Curriculum Statement of Intent for Sociology at St Joseph’s College
Sociology can be considered as a systematic study of society.
In times that we might regard as socially turbulent, our informed stance as Sociology
students at SJC is more important than ever. Our consideration of issues surrounding
sexuality, ethnicity, gender and social class are centrally important when we think about the
diverse and dynamic components of society. These are considered in the context of
families& households, education, media and crime.
Our studies are intended to assist students in being non-judgemental and critically aware.
We are sensitive to the needs of marginalised groups and consider the impacts of inequality.
In addition students critically interrogate research and theories/narratives, notably we may
look at its political grounding (e.g. Marxism) and the motives behind it.
Sociology provides a firm reference point from which to become a global citizen. This
citizenship is then founded on understanding tolerance, compassion and reason. The
students’ views are based on informed choices.
Theatre and Drama
Curriculum Statement of Intent for Theatre and Drama at St Joseph’s College
The key concepts in drama are skills driven using a knowledge rich appreciation of
performance styles and theatre practitioners. Exploring contextual and social influences’
regarding the birth of a new style of Theatre is a crucial part of the drama curriculum as
theatre reflects the nature of civilisation through what style of entertainment they desire.
Drama also aims to build personal skills which can be relied upon to succeed, not only in
drama lessons but beyond school life and in future employment.
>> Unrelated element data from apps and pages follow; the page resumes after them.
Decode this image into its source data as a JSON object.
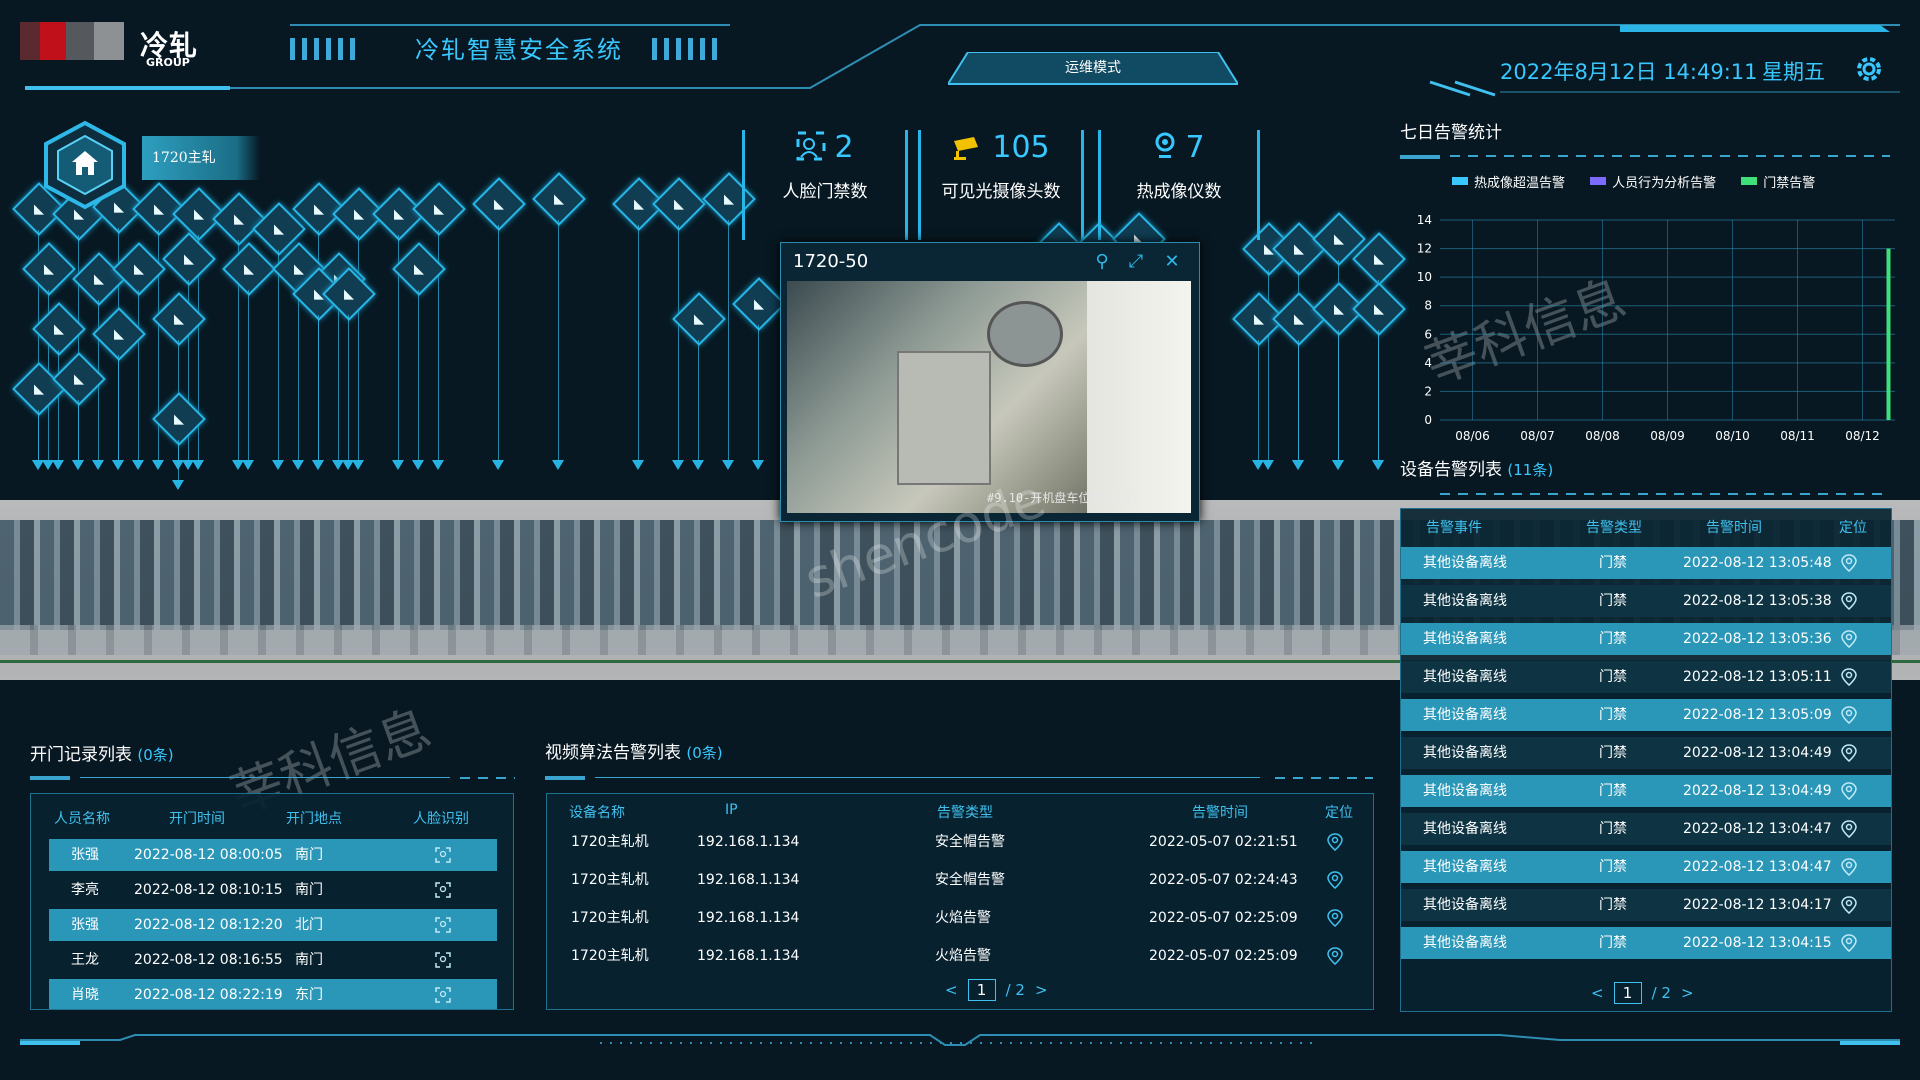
{
  "header": {
    "logo_text": "冷轧",
    "logo_sub": "GROUP",
    "system_title": "冷轧智慧安全系统",
    "mode_label": "运维模式",
    "datetime": "2022年8月12日 14:49:11",
    "weekday": "星期五"
  },
  "scene": {
    "host_label": "1720主轧",
    "stats": [
      {
        "value": "2",
        "label": "人脸门禁数",
        "icon": "face-id-icon"
      },
      {
        "value": "105",
        "label": "可见光摄像头数",
        "icon": "camera-icon"
      },
      {
        "value": "7",
        "label": "热成像仪数",
        "icon": "thermal-icon"
      }
    ],
    "popup": {
      "title": "1720-50",
      "video_caption": "#9.10-开机盘车位置-058"
    },
    "watermark_main": "shencode",
    "watermark_cn": "莘科信息"
  },
  "seven_day": {
    "title": "七日告警统计",
    "legend": [
      "热成像超温告警",
      "人员行为分析告警",
      "门禁告警"
    ]
  },
  "chart_data": {
    "type": "bar",
    "title": "七日告警统计",
    "categories": [
      "08/06",
      "08/07",
      "08/08",
      "08/09",
      "08/10",
      "08/11",
      "08/12"
    ],
    "series": [
      {
        "name": "热成像超温告警",
        "values": [
          0,
          0,
          0,
          0,
          0,
          0,
          0
        ],
        "color": "#38c7ff"
      },
      {
        "name": "人员行为分析告警",
        "values": [
          0,
          0,
          0,
          0,
          0,
          0,
          0
        ],
        "color": "#7b6cff"
      },
      {
        "name": "门禁告警",
        "values": [
          0,
          0,
          0,
          0,
          0,
          0,
          12
        ],
        "color": "#3fe07a"
      }
    ],
    "ylim": [
      0,
      14
    ],
    "yticks": [
      "0",
      "2",
      "4",
      "6",
      "8",
      "10",
      "12",
      "14"
    ],
    "grid": true,
    "legend_position": "top"
  },
  "device_alarm": {
    "title": "设备告警列表",
    "count": "(11条)",
    "headers": [
      "告警事件",
      "告警类型",
      "告警时间",
      "定位"
    ],
    "rows": [
      {
        "event": "其他设备离线",
        "type": "门禁",
        "time": "2022-08-12 13:05:48"
      },
      {
        "event": "其他设备离线",
        "type": "门禁",
        "time": "2022-08-12 13:05:38"
      },
      {
        "event": "其他设备离线",
        "type": "门禁",
        "time": "2022-08-12 13:05:36"
      },
      {
        "event": "其他设备离线",
        "type": "门禁",
        "time": "2022-08-12 13:05:11"
      },
      {
        "event": "其他设备离线",
        "type": "门禁",
        "time": "2022-08-12 13:05:09"
      },
      {
        "event": "其他设备离线",
        "type": "门禁",
        "time": "2022-08-12 13:04:49"
      },
      {
        "event": "其他设备离线",
        "type": "门禁",
        "time": "2022-08-12 13:04:49"
      },
      {
        "event": "其他设备离线",
        "type": "门禁",
        "time": "2022-08-12 13:04:47"
      },
      {
        "event": "其他设备离线",
        "type": "门禁",
        "time": "2022-08-12 13:04:47"
      },
      {
        "event": "其他设备离线",
        "type": "门禁",
        "time": "2022-08-12 13:04:17"
      },
      {
        "event": "其他设备离线",
        "type": "门禁",
        "time": "2022-08-12 13:04:15"
      }
    ],
    "pager": {
      "current": "1",
      "total": "/ 2"
    }
  },
  "door_records": {
    "title": "开门记录列表",
    "count": "(0条)",
    "headers": [
      "人员名称",
      "开门时间",
      "开门地点",
      "人脸识别"
    ],
    "rows": [
      {
        "name": "张强",
        "time": "2022-08-12 08:00:05",
        "place": "南门"
      },
      {
        "name": "李亮",
        "time": "2022-08-12 08:10:15",
        "place": "南门"
      },
      {
        "name": "张强",
        "time": "2022-08-12 08:12:20",
        "place": "北门"
      },
      {
        "name": "王龙",
        "time": "2022-08-12 08:16:55",
        "place": "南门"
      },
      {
        "name": "肖晓",
        "time": "2022-08-12 08:22:19",
        "place": "东门"
      }
    ]
  },
  "video_alarm": {
    "title": "视频算法告警列表",
    "count": "(0条)",
    "headers": [
      "设备名称",
      "IP",
      "告警类型",
      "告警时间",
      "定位"
    ],
    "rows": [
      {
        "device": "1720主轧机",
        "ip": "192.168.1.134",
        "type": "安全帽告警",
        "time": "2022-05-07 02:21:51"
      },
      {
        "device": "1720主轧机",
        "ip": "192.168.1.134",
        "type": "安全帽告警",
        "time": "2022-05-07 02:24:43"
      },
      {
        "device": "1720主轧机",
        "ip": "192.168.1.134",
        "type": "火焰告警",
        "time": "2022-05-07 02:25:09"
      },
      {
        "device": "1720主轧机",
        "ip": "192.168.1.134",
        "type": "火焰告警",
        "time": "2022-05-07 02:25:09"
      }
    ],
    "pager": {
      "current": "1",
      "total": "/ 2"
    }
  }
}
At the heart of drama is
the development of these skills in all young people, engagement, communication and oracy,
creative imagination, clarity of expression, autonomy, leadership confidence and
cooperation. Methodologies of theatrical practitioners are introduced throughout the key
stages to enable students not only to ‘mimic’ but to shape their own unique ideas with a
greater understanding of the need for style, intention, theatrical form and to learn to
celebrate individual and unique perspectives.
- Business Studies and Economics
- Computer Science
- Modern Foreign Languages
- Music and Performing Arts
- Physical Education
Of our students achieved English and mathematics GCSEs at grades 4 or greater (secure pass).
Of our students achieved English and mathematics GCSEs at grades 5 or greater (good pass).
Of all grades achieved at GCSE were grade 7 or higher.
Of all grades achieved at GCSE were grade 7 or higher.
Of our students achieved grade 7 or higher in 5 or more GCSE subjects.
Of our A2 students pass their courses, with 62% achieving A* to B grades, and 32% achieving A* or A grades.
St. Joseph’s College is delighted to have maintained its ‘Outstanding’ status at its most recent Ofsted inspection in 2014.